Dataset excerpts:
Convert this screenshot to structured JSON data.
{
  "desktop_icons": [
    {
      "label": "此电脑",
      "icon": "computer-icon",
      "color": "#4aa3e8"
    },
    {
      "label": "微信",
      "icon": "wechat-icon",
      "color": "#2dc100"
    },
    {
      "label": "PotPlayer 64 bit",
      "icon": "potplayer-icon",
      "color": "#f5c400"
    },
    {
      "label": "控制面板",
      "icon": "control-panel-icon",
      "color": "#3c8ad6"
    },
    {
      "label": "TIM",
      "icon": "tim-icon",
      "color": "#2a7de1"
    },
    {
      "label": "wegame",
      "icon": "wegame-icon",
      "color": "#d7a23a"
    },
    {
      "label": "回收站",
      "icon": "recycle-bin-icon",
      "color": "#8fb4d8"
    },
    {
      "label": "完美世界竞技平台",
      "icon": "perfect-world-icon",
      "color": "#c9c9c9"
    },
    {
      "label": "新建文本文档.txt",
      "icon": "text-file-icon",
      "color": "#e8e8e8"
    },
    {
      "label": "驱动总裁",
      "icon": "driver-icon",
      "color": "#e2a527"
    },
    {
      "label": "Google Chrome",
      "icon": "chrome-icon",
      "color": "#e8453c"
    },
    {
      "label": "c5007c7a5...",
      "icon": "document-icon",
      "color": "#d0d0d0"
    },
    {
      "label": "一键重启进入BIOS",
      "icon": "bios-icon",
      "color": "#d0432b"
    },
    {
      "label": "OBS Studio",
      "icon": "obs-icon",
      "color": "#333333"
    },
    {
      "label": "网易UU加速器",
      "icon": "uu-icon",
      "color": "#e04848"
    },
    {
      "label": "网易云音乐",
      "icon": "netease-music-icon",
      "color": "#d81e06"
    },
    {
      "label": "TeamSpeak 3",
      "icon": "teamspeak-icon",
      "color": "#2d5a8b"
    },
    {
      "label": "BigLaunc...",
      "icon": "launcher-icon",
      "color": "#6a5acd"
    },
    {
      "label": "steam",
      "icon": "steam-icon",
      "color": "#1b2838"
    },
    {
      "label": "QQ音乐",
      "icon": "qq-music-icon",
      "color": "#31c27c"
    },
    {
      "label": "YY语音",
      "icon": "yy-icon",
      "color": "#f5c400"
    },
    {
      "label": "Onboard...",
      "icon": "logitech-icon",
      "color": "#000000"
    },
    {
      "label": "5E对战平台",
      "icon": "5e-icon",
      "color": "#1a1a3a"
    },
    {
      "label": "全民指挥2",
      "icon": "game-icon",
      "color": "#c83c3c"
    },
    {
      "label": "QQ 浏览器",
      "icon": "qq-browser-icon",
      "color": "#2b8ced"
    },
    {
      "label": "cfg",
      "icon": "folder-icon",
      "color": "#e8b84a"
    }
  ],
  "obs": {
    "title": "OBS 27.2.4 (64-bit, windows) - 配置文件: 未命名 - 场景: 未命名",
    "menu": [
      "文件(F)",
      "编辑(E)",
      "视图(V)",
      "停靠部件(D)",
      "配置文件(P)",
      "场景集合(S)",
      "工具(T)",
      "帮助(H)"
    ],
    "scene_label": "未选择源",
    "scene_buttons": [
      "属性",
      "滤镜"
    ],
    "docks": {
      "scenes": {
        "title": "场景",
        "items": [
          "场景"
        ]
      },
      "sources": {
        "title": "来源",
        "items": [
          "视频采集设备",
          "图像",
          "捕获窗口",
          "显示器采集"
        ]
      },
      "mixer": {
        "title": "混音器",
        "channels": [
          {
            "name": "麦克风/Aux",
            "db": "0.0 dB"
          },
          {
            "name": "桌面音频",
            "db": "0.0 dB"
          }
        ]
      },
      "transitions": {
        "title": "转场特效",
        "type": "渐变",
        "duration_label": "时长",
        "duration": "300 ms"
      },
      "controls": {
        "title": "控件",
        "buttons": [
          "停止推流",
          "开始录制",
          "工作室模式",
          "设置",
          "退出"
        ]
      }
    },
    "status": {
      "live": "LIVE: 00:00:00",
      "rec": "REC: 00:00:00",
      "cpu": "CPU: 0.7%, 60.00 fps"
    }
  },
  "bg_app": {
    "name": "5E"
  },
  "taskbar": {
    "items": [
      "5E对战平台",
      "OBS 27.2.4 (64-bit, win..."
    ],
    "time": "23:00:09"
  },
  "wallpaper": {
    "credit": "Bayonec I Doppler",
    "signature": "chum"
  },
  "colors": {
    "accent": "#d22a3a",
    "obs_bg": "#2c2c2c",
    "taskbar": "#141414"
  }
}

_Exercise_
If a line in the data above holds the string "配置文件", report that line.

_Response area_
    "title": "OBS 27.2.4 (64-bit, windows) - 配置文件: 未命名 - 场景: 未命名",
      "配置文件(P)",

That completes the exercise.